((

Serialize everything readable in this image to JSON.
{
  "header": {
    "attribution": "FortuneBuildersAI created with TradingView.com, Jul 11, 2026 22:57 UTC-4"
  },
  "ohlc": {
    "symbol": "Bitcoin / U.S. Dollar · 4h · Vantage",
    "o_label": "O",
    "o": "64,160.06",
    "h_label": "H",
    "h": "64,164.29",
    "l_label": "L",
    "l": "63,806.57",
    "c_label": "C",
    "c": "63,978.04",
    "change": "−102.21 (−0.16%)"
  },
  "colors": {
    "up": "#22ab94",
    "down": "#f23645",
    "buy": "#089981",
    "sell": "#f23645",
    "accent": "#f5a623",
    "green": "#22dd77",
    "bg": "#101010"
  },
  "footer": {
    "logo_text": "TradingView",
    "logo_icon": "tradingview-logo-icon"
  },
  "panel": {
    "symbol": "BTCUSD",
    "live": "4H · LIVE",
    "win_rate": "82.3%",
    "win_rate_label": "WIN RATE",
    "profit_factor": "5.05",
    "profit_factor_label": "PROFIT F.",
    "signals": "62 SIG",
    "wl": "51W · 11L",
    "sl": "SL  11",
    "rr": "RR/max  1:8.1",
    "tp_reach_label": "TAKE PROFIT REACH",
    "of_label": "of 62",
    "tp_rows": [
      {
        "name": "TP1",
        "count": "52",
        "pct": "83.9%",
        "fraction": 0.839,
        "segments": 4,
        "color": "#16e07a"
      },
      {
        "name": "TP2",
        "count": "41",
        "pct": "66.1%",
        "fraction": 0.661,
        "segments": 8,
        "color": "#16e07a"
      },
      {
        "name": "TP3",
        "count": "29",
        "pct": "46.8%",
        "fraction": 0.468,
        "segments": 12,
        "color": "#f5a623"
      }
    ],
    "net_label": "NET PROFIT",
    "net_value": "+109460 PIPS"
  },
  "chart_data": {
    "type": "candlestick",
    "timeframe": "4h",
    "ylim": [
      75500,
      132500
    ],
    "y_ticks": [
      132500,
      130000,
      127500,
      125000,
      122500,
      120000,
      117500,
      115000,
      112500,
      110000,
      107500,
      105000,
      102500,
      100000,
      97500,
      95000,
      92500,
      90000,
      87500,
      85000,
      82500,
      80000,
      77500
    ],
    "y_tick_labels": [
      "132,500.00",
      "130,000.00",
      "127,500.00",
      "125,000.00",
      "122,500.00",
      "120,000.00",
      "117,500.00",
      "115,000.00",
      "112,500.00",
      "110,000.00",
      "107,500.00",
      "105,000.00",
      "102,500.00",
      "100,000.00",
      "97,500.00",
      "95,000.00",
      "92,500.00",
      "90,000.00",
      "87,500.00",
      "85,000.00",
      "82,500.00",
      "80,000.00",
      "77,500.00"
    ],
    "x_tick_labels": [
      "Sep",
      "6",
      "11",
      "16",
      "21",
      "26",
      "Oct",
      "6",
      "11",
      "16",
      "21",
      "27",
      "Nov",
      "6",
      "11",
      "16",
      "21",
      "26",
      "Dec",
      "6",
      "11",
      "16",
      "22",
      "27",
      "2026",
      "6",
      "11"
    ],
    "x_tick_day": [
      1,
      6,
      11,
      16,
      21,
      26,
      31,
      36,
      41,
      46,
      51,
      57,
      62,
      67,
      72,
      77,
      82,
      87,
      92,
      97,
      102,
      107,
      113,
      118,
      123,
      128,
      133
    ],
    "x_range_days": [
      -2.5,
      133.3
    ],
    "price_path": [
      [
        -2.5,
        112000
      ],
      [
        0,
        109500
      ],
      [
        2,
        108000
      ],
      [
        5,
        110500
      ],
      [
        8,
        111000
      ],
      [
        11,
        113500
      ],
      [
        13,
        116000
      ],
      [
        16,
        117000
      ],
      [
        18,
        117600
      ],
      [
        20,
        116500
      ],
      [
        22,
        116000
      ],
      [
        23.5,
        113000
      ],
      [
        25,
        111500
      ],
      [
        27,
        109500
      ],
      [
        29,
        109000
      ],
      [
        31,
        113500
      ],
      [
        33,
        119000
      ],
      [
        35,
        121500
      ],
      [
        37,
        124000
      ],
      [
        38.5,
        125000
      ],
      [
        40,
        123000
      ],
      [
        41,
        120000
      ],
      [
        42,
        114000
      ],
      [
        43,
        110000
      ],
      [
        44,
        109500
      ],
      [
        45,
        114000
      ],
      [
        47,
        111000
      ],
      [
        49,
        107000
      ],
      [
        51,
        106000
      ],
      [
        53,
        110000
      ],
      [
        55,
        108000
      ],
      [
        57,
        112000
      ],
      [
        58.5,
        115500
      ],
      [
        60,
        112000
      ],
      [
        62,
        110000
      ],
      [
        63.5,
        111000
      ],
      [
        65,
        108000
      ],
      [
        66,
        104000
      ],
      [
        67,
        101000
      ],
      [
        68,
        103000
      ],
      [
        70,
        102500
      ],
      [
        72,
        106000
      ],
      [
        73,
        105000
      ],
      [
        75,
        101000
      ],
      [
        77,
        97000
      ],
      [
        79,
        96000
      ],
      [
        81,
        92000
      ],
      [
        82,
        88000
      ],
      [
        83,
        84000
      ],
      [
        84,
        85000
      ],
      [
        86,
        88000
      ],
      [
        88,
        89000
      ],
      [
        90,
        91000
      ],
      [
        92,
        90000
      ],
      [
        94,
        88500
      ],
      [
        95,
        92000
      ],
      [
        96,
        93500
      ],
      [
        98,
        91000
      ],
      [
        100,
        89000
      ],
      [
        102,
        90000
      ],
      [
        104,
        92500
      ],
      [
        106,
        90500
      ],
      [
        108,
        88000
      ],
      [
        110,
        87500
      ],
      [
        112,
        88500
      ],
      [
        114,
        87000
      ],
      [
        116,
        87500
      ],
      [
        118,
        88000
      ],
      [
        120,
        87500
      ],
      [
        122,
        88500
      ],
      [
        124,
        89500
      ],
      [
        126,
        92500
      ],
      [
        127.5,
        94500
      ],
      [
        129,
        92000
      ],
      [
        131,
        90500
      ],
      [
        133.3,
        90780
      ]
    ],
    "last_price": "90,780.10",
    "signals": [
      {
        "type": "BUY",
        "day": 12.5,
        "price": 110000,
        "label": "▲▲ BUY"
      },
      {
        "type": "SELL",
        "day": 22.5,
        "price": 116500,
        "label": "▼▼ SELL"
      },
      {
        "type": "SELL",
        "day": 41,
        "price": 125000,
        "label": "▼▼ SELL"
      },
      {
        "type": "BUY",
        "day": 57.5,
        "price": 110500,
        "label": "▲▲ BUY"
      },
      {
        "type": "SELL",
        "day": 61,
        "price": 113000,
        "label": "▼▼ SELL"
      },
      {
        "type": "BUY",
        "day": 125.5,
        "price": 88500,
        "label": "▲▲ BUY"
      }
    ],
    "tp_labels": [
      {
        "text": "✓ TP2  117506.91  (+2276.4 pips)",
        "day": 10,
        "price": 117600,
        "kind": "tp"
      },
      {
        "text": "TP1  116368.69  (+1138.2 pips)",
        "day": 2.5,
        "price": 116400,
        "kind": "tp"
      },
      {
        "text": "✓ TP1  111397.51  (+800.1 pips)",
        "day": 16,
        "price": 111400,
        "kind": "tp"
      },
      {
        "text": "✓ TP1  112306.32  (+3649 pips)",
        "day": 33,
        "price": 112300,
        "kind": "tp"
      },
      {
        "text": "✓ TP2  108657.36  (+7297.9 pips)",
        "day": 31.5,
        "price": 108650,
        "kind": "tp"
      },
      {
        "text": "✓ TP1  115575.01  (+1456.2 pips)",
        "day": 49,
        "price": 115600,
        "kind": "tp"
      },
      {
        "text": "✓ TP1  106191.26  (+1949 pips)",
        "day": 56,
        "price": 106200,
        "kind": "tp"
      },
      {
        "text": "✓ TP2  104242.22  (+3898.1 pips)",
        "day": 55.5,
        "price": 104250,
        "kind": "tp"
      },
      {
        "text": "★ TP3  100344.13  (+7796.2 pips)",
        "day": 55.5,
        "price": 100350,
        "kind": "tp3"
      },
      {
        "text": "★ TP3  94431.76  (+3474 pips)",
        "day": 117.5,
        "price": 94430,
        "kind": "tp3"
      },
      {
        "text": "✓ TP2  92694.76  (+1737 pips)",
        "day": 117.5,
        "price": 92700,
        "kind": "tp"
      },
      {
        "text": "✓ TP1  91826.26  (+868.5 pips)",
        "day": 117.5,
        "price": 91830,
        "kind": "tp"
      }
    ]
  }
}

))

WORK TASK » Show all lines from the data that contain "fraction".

WRITTEN ANSWER »
        "fraction": 0.839,
        "fraction": 0.661,
        "fraction": 0.468,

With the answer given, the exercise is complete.